Section 215 of the USA Patriot Act Allowed for Bulk Data Collection
The NSA had limited access to historical Section 215 metadata until February 29, 2016. This is finally over, for now.
In January 2014, in a speech at the Department of Justice to address domestic and international concerns regarding U.S. intelligence activities, President Obama announced that the Intelligence Community would end the NSA bulk telephony metadata program conducted under Section 215 of the USA PATRIOT Act. The President directed the Intelligence Community and the Attorney General to develop options for a new approach to match the capabilities and fill the gaps that the Section 215 program was designed to address without the government acquiring this metadata in bulk.
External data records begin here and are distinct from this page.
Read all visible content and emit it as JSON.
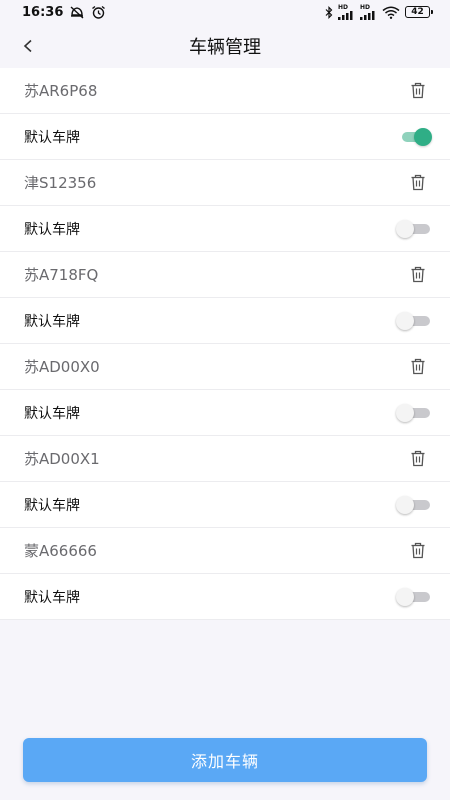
{
  "status_bar": {
    "time": "16:36",
    "net_label_1": "HD",
    "net_label_2": "HD",
    "battery": "42"
  },
  "nav": {
    "title": "车辆管理"
  },
  "vehicles": [
    {
      "plate": "苏AR6P68",
      "default_label": "默认车牌",
      "is_default": true
    },
    {
      "plate": "津S12356",
      "default_label": "默认车牌",
      "is_default": false
    },
    {
      "plate": "苏A718FQ",
      "default_label": "默认车牌",
      "is_default": false
    },
    {
      "plate": "苏AD00X0",
      "default_label": "默认车牌",
      "is_default": false
    },
    {
      "plate": "苏AD00X1",
      "default_label": "默认车牌",
      "is_default": false
    },
    {
      "plate": "蒙A66666",
      "default_label": "默认车牌",
      "is_default": false
    }
  ],
  "add_button_label": "添加车辆",
  "colors": {
    "accent_button": "#5aa8f5",
    "toggle_on": "#2fae86",
    "toggle_off": "#c9c9cd",
    "background": "#f6f5fa"
  },
  "icons": [
    "back-chevron-icon",
    "trash-icon",
    "bluetooth-icon",
    "signal-icon",
    "wifi-icon",
    "alarm-icon",
    "no-disturb-icon"
  ]
}
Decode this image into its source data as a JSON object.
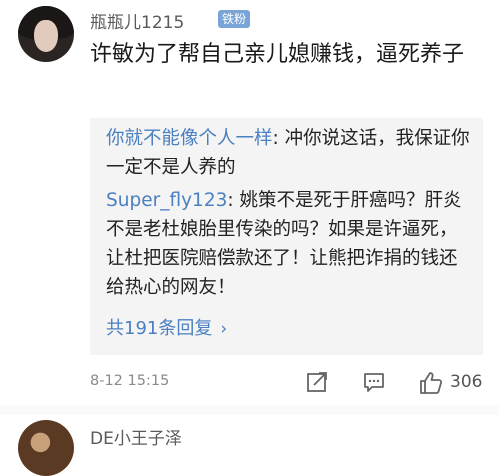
{
  "comment": {
    "username": "瓶瓶儿1215",
    "badge": "铁粉",
    "text": "许敏为了帮自己亲儿媳赚钱，逼死养子",
    "time": "8-12 15:15",
    "likes": "306"
  },
  "replies": [
    {
      "user": "你就不能像个人一样",
      "text": ": 冲你说这话，我保证你一定不是人养的"
    },
    {
      "user": "Super_fly123",
      "text": ": 姚策不是死于肝癌吗？肝炎不是老杜娘胎里传染的吗？如果是许逼死，让杜把医院赔偿款还了！让熊把诈捐的钱还给热心的网友！"
    }
  ],
  "more_replies": "共191条回复",
  "next_comment": {
    "username": "DE小王子泽"
  },
  "icons": {
    "edit": "share-edit-icon",
    "reply": "comment-icon",
    "like": "thumbs-up-icon",
    "chevron": "chevron-right-icon"
  }
}
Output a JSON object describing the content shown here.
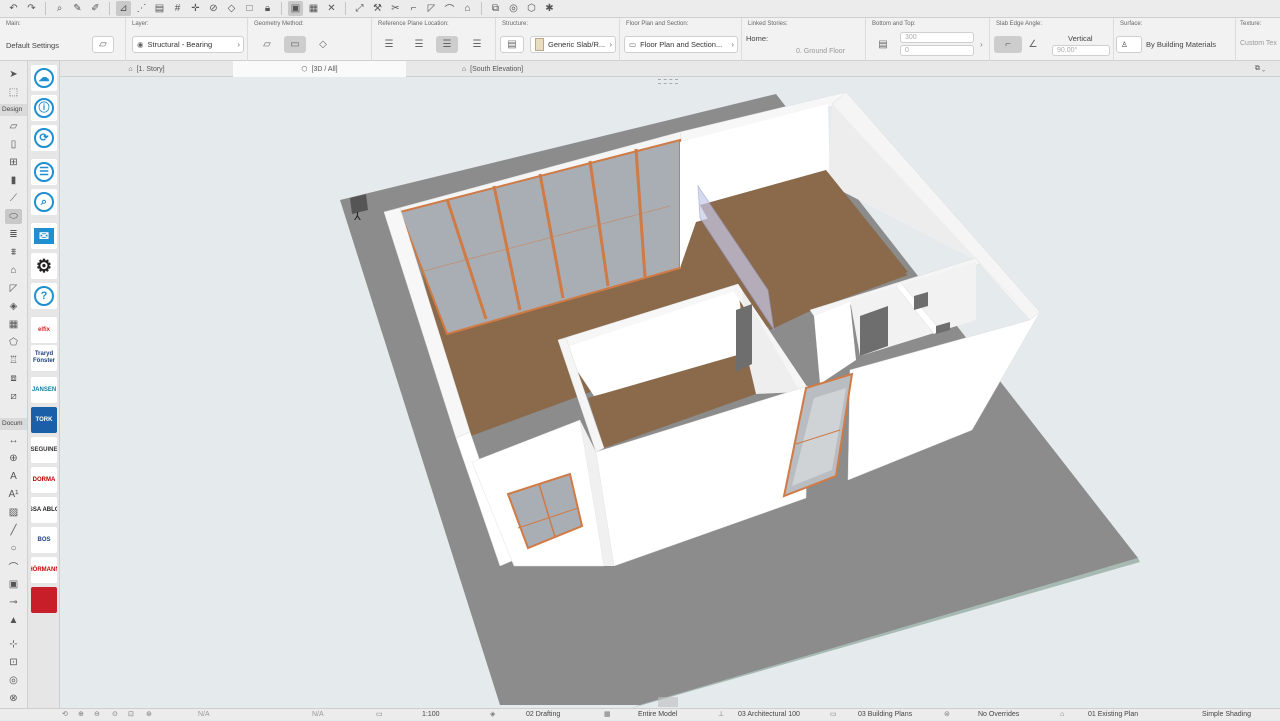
{
  "infobox": {
    "main_label": "Main:",
    "main_value": "Default Settings",
    "layer_label": "Layer:",
    "layer_value": "Structural - Bearing",
    "geometry_label": "Geometry Method:",
    "refplane_label": "Reference Plane Location:",
    "structure_label": "Structure:",
    "structure_value": "Generic Slab/R...",
    "floorplan_label": "Floor Plan and Section:",
    "floorplan_value": "Floor Plan and Section...",
    "linked_label": "Linked Stories:",
    "linked_home": "Home:",
    "linked_story": "0. Ground Floor",
    "bottomtop_label": "Bottom and Top:",
    "bottom_value": "300",
    "top_value": "0",
    "slabedge_label": "Slab Edge Angle:",
    "slabedge_mode": "Vertical",
    "slabedge_angle": "90,00°",
    "surface_label": "Surface:",
    "surface_value": "By Building Materials",
    "texture_label": "Texture:",
    "texture_value": "Custom Tex"
  },
  "tabs": [
    {
      "label": "[1. Story]",
      "icon": "floor-plan-icon"
    },
    {
      "label": "[3D / All]",
      "icon": "3d-window-icon"
    },
    {
      "label": "[South Elevation]",
      "icon": "elevation-icon"
    }
  ],
  "toolbox": {
    "design_header": "Design",
    "document_header": "Docum"
  },
  "vendors": [
    {
      "name": "cloud-upload-icon"
    },
    {
      "name": "info-icon"
    },
    {
      "name": "sync-icon"
    },
    {
      "name": "cloud-list-icon"
    },
    {
      "name": "cloud-search-icon"
    },
    {
      "name": "mail-icon"
    },
    {
      "name": "gear-icon"
    },
    {
      "name": "help-icon"
    },
    {
      "text": "elfix",
      "color": "#d22"
    },
    {
      "text": "Traryd\nFönster",
      "color": "#1a3d7c"
    },
    {
      "text": "JANSEN",
      "color": "#0a7fa3"
    },
    {
      "text": "TORK",
      "color": "#fff",
      "bg": "#1b5fa8"
    },
    {
      "text": "SEGUINE",
      "color": "#333"
    },
    {
      "text": "DORMA",
      "color": "#b00"
    },
    {
      "text": "ASSA ABLOY",
      "color": "#222"
    },
    {
      "text": "BOS",
      "color": "#1b3f80"
    },
    {
      "text": "HÖRMANN",
      "color": "#c00"
    },
    {
      "text": "",
      "color": "#fff",
      "bg": "#c81e2a"
    }
  ],
  "statusbar": {
    "na1": "N/A",
    "na2": "N/A",
    "scale": "1:100",
    "drafting": "02 Drafting",
    "model": "Entire Model",
    "arch": "03 Architectural 100",
    "plans": "03 Building Plans",
    "overrides": "No Overrides",
    "existing": "01 Existing Plan",
    "shading": "Simple Shading"
  },
  "colors": {
    "floor": "#8a6a4a",
    "wall_top": "#f7f7f7",
    "wall_side": "#ffffff",
    "slab": "#8c8c8c",
    "glass": "#a9aeb4",
    "frame": "#d07a45"
  }
}
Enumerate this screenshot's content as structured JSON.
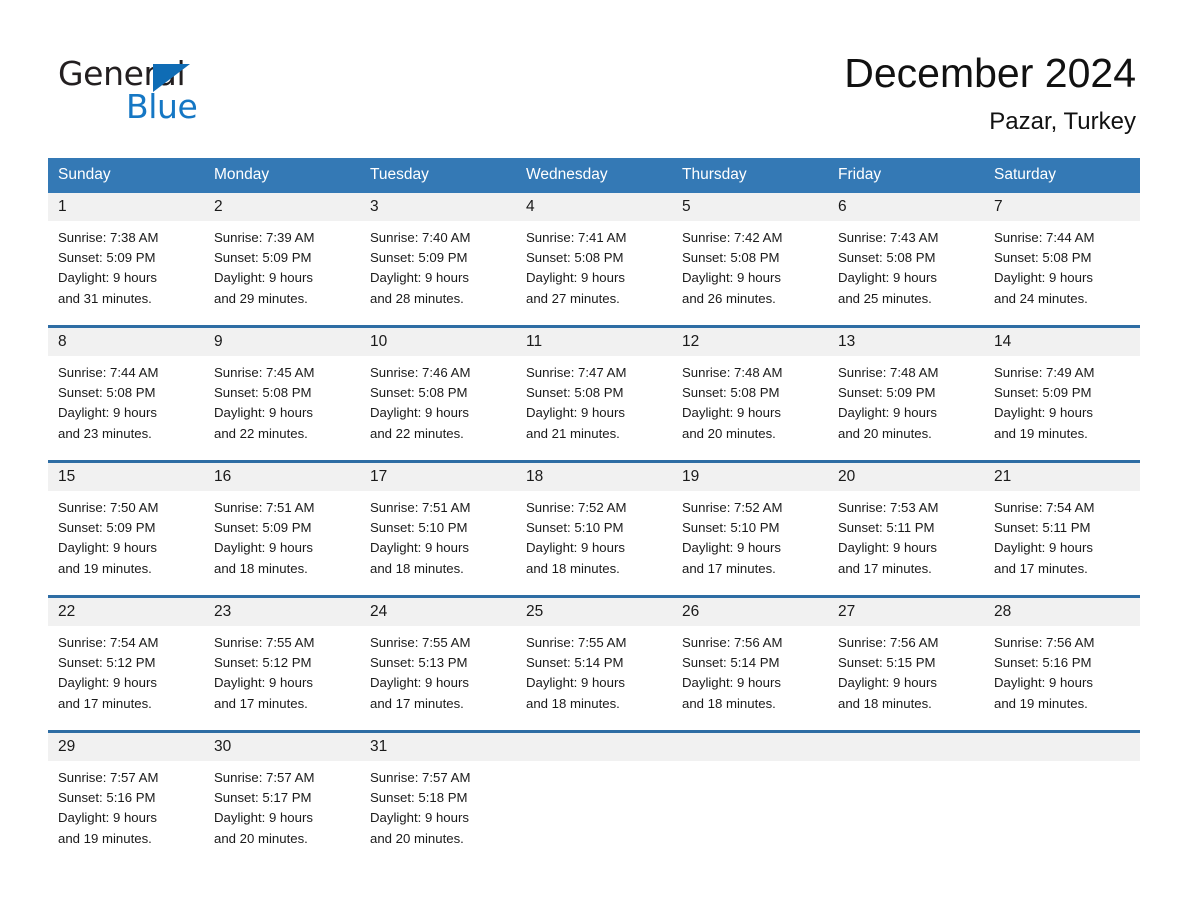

Based on a recommendation from the Director of National Intelligence and the Attorney General, and after carefully considering the available options, in particular accepting one of the key recommendations of the President’s Review Group on Intelligence and Communications Technologies, the President announced in March 2014 that the government should no longer acquire this data in bulk. Instead, the President indicated that the data should remain at the telephone companies with a legal mechanism in place that would allow the government to obtain data pursuant to individual orders from the Foreign Intelligence Surveillance Court (FISC) approving the use of specific numbers to serve as the basis for the targeted production of telephony metadata.
The President also noted, however, that legislation would be required to implement this new approach and the administration worked closely with Congress to enact the President’s proposal. On June 2, 2015, Congress passed and the President signed the USA FREEDOM Act of 2015. The Act reauthorized several important national security authorities; banned bulk collection under Section 215 of the USA PATRIOT Act, under the pen register and trap and trace provisions found in Title IV of Foreign Intelligence Surveillance Act (FISA), or pursuant to National Security Letters; adopted the new legal mechanism proposed by the President regarding the targeted production of telephony metadata; made significant modifications to proceedings before the FISC; and built on the U.S. Government’s unprecedented transparency about intelligence activities. With respect to the new mechanism for the targeted production of telephony metadata, to allow sufficient time to implement a new system while at the same time avoiding any lapse in a national security program, the USA FREEDOM Act provided for a 180-day transition period during which the existing NSA bulk telephony metadata program may continue.
On November 29, the transition period ends. Beginning Sunday, November 29, the government is prohibited from collecting telephone metadata records in bulk under Section 215, including of both U.S. and non-U.S. persons. And, while under the prior program NSA collected metadata in bulk and sought court approval for individual queries, the USA FREEDOM Act requires that the government must now base any application for telephone metadata records under FISA on a “specific selection term”—a term that specifically identifies a person, account, address, or personal device in a way that limits the scope of information sought to the greatest extent reasonably practicable. This further ensures that collection of information for intelligence purposes is appropriately focused and targeted, and is limited to information that telephone service providers have historically used for their internal billing and operational needs. Moreover, under the Act, the Government will report annually to Congress and to the public, among other things, the total number or orders issued under this authority and the number of targets of such orders.
As previously stated, NSA analytic access to the historical metadata collected under Section 215 has ceased. However, NSA has requested limited access to historical Section 215 metadata until February 29, 2016, limited to technical personnel and solely for the purpose of verifying that the new targeted production mechanism authorized by the USA FREEDOM Act is working as intended. The FISC is currently considering this request.
Separately, NSA remains under a continuing legal obligation to preserve its bulk 215 telephony metadata collection until civil litigation regarding the program is resolved, or the relevant courts relieve NSA of such obligations. The telephony metadata preserved solely because of preservation obligations in pending civil litigation will not be used or accessed for any other purpose, and NSA will destroy the Section 215 bulk telephony metadata as soon as possible upon expiration of its litigation preservation obligations.
With the transition period ending, the Intelligence Community has fulfilled an important Presidential commitment that allows national security professionals to retain the capabilities necessary to continue protecting the country, while strengthening the civil liberties protections that the American people cherish.